*Goal of the exercise*
All records that follow are to be output exactly.

*Source data*
○ ○ ○ ○ ○
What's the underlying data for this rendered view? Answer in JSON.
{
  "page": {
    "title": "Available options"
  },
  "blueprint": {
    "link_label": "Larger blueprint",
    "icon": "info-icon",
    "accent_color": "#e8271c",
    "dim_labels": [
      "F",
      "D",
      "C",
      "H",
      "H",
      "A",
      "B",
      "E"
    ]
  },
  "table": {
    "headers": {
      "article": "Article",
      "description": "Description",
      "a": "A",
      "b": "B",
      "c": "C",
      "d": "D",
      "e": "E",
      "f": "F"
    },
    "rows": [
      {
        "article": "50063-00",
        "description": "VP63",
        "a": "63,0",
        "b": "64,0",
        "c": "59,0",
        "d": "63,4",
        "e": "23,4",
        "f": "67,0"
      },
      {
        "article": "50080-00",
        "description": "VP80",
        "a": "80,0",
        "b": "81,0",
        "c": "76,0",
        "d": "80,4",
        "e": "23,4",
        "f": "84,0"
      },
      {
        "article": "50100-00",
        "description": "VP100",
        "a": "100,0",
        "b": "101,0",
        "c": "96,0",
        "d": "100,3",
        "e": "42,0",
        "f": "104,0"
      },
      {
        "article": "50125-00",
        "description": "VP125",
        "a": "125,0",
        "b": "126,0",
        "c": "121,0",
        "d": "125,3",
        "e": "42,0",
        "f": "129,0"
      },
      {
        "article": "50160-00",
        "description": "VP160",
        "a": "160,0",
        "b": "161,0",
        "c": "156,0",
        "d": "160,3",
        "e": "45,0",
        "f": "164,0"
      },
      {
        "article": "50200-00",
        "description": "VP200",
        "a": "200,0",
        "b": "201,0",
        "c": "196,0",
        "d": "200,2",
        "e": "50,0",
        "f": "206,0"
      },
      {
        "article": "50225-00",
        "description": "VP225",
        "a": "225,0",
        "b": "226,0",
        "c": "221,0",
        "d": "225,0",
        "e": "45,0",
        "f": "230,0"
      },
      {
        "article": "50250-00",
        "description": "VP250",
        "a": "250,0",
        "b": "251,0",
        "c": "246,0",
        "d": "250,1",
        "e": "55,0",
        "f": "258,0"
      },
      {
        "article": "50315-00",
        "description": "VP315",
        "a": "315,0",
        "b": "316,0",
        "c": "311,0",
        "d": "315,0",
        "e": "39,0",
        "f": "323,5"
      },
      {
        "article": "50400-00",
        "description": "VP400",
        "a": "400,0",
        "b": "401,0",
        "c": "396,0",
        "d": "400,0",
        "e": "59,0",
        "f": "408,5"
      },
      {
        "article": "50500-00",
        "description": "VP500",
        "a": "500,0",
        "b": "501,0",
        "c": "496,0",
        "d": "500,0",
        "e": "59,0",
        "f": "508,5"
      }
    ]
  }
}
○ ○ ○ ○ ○
*Solution for this task*
What's the underlying data for this rendered view? Answer in JSON.
{
  "page": {
    "title": "Available options"
  },
  "blueprint": {
    "link_label": "Larger blueprint",
    "icon": "info-icon",
    "accent_color": "#e8271c",
    "dim_labels": [
      "F",
      "D",
      "C",
      "H",
      "H",
      "A",
      "B",
      "E"
    ]
  },
  "table": {
    "headers": {
      "article": "Article",
      "description": "Description",
      "a": "A",
      "b": "B",
      "c": "C",
      "d": "D",
      "e": "E",
      "f": "F"
    },
    "rows": [
      {
        "article": "50063-00",
        "description": "VP63",
        "a": "63,0",
        "b": "64,0",
        "c": "59,0",
        "d": "63,4",
        "e": "23,4",
        "f": "67,0"
      },
      {
        "article": "50080-00",
        "description": "VP80",
        "a": "80,0",
        "b": "81,0",
        "c": "76,0",
        "d": "80,4",
        "e": "23,4",
        "f": "84,0"
      },
      {
        "article": "50100-00",
        "description": "VP100",
        "a": "100,0",
        "b": "101,0",
        "c": "96,0",
        "d": "100,3",
        "e": "42,0",
        "f": "104,0"
      },
      {
        "article": "50125-00",
        "description": "VP125",
        "a": "125,0",
        "b": "126,0",
        "c": "121,0",
        "d": "125,3",
        "e": "42,0",
        "f": "129,0"
      },
      {
        "article": "50160-00",
        "description": "VP160",
        "a": "160,0",
        "b": "161,0",
        "c": "156,0",
        "d": "160,3",
        "e": "45,0",
        "f": "164,0"
      },
      {
        "article": "50200-00",
        "description": "VP200",
        "a": "200,0",
        "b": "201,0",
        "c": "196,0",
        "d": "200,2",
        "e": "50,0",
        "f": "206,0"
      },
      {
        "article": "50225-00",
        "description": "VP225",
        "a": "225,0",
        "b": "226,0",
        "c": "221,0",
        "d": "225,0",
        "e": "45,0",
        "f": "230,0"
      },
      {
        "article": "50250-00",
        "description": "VP250",
        "a": "250,0",
        "b": "251,0",
        "c": "246,0",
        "d": "250,1",
        "e": "55,0",
        "f": "258,0"
      },
      {
        "article": "50315-00",
        "description": "VP315",
        "a": "315,0",
        "b": "316,0",
        "c": "311,0",
        "d": "315,0",
        "e": "39,0",
        "f": "323,5"
      },
      {
        "article": "50400-00",
        "description": "VP400",
        "a": "400,0",
        "b": "401,0",
        "c": "396,0",
        "d": "400,0",
        "e": "59,0",
        "f": "408,5"
      },
      {
        "article": "50500-00",
        "description": "VP500",
        "a": "500,0",
        "b": "501,0",
        "c": "496,0",
        "d": "500,0",
        "e": "59,0",
        "f": "508,5"
      }
    ]
  }
}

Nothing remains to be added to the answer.